These are not just simple sketches, but rather a manifestation of careful observation and passion for her research subject matter (15 years in the making). The drawings were as a result of copyright issues and refusal by museum authorities to photo-document the work in collections. The end result however is truly a remarkable feat, a reflection of her dedication and fascination with the art objects. The drawings aided the research process as explained by the author in the preface, 'The process of drawing then became a tool of analysis as much as it was a means of presenting visual information' (page viii)  They are on par with botanical studies (drawings). Anitra Nettleton, however executed drawings of each and every headrest she encountered. I stand to be corrected, but that adds up to 435 drawings. 
Divination III (1998)Collection Alfio Torrisi (Spain)
Press-moulded with hand built extensions in Porcelain.

This series of ceramic sculptures, Divination I, II and III incorporates a variety of symbols attached to the same headrest (photographed and documented above), referenced for the form of the frame-like structure (see enclosed ball point pen drawings inserted below). This structure forms the unifying element in the series. 

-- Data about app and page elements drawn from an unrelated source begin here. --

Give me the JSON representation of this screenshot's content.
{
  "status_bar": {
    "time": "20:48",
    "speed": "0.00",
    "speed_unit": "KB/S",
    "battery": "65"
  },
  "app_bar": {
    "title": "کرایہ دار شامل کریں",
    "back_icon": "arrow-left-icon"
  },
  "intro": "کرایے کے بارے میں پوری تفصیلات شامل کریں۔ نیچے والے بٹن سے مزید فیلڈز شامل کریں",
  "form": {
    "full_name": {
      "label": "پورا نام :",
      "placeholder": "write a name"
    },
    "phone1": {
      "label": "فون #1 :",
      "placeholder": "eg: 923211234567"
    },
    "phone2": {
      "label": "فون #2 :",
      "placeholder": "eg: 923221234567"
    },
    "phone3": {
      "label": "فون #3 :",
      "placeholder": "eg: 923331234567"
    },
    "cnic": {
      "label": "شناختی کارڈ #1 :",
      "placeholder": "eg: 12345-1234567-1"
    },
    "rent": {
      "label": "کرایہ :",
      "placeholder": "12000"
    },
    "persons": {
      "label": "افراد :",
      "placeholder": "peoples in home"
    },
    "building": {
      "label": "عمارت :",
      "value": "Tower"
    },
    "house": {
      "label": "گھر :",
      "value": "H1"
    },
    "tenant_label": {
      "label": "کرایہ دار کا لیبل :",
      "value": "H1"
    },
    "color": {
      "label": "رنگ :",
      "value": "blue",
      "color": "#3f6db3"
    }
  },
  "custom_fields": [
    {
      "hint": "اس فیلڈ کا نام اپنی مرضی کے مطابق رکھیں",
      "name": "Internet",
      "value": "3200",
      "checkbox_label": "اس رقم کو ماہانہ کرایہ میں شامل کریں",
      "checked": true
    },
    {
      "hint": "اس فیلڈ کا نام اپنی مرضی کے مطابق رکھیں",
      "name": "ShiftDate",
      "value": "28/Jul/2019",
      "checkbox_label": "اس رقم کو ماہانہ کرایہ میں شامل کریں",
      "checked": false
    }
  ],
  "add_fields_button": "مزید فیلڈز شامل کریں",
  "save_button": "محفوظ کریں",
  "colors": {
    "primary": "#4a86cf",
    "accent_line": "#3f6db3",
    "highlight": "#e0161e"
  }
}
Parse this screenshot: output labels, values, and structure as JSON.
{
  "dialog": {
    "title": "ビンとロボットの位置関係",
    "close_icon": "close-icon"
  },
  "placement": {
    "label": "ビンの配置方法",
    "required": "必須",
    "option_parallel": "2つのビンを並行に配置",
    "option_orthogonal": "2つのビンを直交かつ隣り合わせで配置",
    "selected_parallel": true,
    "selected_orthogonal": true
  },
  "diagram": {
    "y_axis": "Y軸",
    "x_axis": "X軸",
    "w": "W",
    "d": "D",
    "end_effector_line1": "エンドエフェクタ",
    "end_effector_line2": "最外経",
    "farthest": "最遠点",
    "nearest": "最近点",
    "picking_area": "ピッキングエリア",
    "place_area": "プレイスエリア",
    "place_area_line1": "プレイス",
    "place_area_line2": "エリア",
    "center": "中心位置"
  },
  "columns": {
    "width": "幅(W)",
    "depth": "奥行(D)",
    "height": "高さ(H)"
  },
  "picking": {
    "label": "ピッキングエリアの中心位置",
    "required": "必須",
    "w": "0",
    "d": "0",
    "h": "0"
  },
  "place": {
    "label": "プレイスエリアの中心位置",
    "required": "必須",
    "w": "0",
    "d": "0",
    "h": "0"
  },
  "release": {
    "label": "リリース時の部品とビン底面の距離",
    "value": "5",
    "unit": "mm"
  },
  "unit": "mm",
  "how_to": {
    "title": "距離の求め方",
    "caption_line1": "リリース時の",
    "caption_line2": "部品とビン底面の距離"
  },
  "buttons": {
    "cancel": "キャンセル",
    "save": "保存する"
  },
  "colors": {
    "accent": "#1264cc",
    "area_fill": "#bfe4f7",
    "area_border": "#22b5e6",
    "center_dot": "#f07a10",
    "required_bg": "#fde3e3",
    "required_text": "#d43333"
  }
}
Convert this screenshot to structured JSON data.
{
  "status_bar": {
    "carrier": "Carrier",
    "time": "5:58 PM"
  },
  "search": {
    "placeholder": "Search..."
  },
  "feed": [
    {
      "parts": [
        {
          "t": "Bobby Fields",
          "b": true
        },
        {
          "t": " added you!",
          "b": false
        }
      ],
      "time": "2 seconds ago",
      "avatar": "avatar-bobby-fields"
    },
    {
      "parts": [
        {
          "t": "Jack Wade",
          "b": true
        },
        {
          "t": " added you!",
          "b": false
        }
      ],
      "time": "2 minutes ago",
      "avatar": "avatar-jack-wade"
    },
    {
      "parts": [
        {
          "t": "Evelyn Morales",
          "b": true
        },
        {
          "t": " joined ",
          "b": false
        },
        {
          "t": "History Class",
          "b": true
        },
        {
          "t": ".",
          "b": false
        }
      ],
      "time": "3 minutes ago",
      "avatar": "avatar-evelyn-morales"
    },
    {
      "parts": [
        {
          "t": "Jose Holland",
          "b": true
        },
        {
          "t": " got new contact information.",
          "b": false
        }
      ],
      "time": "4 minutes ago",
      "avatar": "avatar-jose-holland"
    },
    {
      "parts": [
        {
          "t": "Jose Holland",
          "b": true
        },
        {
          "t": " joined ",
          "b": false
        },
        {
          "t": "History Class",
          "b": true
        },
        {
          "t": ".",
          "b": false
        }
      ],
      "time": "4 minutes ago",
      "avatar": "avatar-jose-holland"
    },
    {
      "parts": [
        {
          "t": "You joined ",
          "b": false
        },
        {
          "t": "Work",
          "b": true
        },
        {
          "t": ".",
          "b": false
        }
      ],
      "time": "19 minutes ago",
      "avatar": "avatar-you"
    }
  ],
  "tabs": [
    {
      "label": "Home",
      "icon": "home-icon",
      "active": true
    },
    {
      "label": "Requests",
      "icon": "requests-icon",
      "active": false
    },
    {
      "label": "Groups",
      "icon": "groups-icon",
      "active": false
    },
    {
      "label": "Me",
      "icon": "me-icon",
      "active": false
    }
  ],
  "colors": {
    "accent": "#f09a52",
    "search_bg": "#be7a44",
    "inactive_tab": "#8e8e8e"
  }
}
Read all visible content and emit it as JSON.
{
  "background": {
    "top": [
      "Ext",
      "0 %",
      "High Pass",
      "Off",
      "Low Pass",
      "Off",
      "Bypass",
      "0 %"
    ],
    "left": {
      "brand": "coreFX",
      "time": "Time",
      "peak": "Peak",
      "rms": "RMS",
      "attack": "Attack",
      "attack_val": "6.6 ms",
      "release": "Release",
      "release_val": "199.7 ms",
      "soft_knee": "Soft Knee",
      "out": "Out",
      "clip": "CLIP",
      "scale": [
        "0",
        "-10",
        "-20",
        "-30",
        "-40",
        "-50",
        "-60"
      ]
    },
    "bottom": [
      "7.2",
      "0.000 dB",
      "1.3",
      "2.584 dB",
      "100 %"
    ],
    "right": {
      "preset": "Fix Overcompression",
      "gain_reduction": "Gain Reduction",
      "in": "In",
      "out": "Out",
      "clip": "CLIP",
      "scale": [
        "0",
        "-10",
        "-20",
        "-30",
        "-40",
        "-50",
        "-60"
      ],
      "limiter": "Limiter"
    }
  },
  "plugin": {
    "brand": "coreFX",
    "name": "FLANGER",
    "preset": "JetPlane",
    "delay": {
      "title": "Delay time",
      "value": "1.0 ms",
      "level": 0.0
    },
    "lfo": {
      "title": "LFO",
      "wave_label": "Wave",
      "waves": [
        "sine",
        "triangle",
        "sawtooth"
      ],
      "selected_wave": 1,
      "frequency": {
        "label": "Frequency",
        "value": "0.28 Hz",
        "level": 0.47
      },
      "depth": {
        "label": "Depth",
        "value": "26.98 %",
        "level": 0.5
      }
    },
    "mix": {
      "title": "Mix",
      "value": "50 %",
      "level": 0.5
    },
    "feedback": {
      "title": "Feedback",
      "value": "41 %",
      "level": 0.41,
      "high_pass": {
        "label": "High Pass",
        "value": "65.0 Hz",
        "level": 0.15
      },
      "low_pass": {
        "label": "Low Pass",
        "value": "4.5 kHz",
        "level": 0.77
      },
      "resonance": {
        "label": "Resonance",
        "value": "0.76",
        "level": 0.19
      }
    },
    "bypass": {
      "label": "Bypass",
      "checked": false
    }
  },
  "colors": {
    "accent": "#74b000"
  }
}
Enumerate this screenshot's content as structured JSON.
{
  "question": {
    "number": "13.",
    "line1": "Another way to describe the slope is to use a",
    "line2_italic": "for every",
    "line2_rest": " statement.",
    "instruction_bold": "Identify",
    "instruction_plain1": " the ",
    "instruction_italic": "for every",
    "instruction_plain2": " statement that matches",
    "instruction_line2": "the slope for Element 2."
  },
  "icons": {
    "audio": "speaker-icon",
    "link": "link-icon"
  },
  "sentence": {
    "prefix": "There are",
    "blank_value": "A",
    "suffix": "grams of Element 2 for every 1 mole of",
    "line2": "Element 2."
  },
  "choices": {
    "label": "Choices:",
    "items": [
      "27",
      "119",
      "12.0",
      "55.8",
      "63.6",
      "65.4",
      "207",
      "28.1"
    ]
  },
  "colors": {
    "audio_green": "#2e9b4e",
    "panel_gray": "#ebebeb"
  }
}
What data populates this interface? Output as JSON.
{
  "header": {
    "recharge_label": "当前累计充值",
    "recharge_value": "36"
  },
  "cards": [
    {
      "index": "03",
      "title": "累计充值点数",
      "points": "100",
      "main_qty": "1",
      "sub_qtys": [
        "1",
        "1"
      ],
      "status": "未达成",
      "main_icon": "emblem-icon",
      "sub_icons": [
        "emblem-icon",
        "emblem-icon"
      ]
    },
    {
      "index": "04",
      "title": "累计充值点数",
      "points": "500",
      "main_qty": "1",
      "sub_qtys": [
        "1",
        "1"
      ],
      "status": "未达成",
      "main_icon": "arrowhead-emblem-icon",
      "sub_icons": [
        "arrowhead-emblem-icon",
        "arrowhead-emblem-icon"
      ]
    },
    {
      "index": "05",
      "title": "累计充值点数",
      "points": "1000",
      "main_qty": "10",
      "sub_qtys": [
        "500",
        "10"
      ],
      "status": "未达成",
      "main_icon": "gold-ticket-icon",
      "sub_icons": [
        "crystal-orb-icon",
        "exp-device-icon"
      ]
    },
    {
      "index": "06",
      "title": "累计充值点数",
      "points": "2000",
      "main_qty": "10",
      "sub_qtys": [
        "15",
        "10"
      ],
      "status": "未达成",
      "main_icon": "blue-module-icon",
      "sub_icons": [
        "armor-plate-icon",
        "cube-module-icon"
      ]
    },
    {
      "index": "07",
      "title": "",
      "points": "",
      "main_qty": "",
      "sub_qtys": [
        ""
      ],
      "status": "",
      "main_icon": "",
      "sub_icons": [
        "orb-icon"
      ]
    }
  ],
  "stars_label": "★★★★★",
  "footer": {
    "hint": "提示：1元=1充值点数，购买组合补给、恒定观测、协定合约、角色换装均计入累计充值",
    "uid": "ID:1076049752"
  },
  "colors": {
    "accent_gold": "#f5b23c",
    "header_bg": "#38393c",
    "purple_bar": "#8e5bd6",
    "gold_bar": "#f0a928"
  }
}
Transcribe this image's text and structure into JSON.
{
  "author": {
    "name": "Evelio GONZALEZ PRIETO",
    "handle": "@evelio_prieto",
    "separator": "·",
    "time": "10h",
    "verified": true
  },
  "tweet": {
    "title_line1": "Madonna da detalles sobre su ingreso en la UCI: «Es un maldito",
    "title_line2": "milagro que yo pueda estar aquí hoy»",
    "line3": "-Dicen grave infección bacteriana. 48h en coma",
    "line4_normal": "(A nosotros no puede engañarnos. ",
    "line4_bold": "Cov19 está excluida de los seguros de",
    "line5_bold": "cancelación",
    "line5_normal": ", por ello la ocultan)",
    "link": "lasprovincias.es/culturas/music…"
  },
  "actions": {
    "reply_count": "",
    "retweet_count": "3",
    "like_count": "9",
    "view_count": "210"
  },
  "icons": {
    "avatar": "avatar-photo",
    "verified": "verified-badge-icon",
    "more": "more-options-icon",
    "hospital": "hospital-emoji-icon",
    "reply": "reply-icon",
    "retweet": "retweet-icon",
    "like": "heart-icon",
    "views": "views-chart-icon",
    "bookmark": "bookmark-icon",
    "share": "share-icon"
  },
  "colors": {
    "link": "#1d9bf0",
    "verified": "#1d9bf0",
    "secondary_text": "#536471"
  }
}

Each ceramic statement is a methaphor for the meaning of life - man's precarious position balanced between the security of the past and the uncertainty of the future. The difference between the works are visible in terms of the various symbols attached to the press-moulded main frame, further enhanced by the choice of clay and surface development options (Porcelain, terra-cotta and high-fired underglaze colours.  

Divination II (1998), (Collection Neil Lovegrove)
Press-moulded with hand built Extension
The ballpoint pen drawing is inspired by the well known image in the woodblock print by the Japanese Artist Hokusai. The image represents a tidal wave, a symbol with a dual expressive function; that of destruction and regeneration. It therefore posses a question amidst great uncertainty; the wave is poised before it releases it's devastation and or regenerative and cleansing force. The symbol takes centre stage in the frame-like structure of the ceramic sculptures above and below.
The gourds on the left form part of divination procedures; these rituals are used throughout Africa to establish the cause of misfortune and to bring about a peaceful social relations and success in various activities and natural processes. Tsonga and Ndau diviners use gourds containing various medicines appropriate for various clients. Each gourd has a long stopper, with the end carved in the shape of a human figure, which is used as an applicator for the medicines during divination. Reference was made to these objects in creating the figureheads for the two ceramic sculptures above and below. 
The drawing on the left is preparatory ball point pen drawings referencing the divination gourds mentioned above, they are symbols of healing for the nation. The pot-like ceramic figure hovers above the individual works; a reminder of our cultural roots, healing, ancestral communication and the need for steadfastness and trust. The headrest structure is a metaphor for great uncertainty in the form and shape of extreme tension - the wave bursting through a narrow and confined space, adds to the unfolding drama.

Divination II (1998),
Press-moulded with hand built extensions;
 terra-cotta clay, stained with tea.
Ballpoint pen drawing for Night Howler III below. 
Night Howler III (1996),
Press moulded with hand built extensions.
Fired to 1250 degrees Celsius 


jim said...

wonderful post eugene. when i first glanced at her renderings i thought of botanical studies drawings. i have a friend whose father (deceased now) spent most of his free time in his adult life making drawings in the field of wild plants of kentucky. when he died, my friend got them and he was just shy of 1000 drawings... all very accurate and lovingly executed. i really like the idea of the book being illustrated as opposed to photographed. i think that maybe some day a book about you would be excellent, sprinkled with your beautiful drawings throughout. i love the night howler with the hand and the heart... beautiful

Andi said...

Beautiful...impeccable art, sir!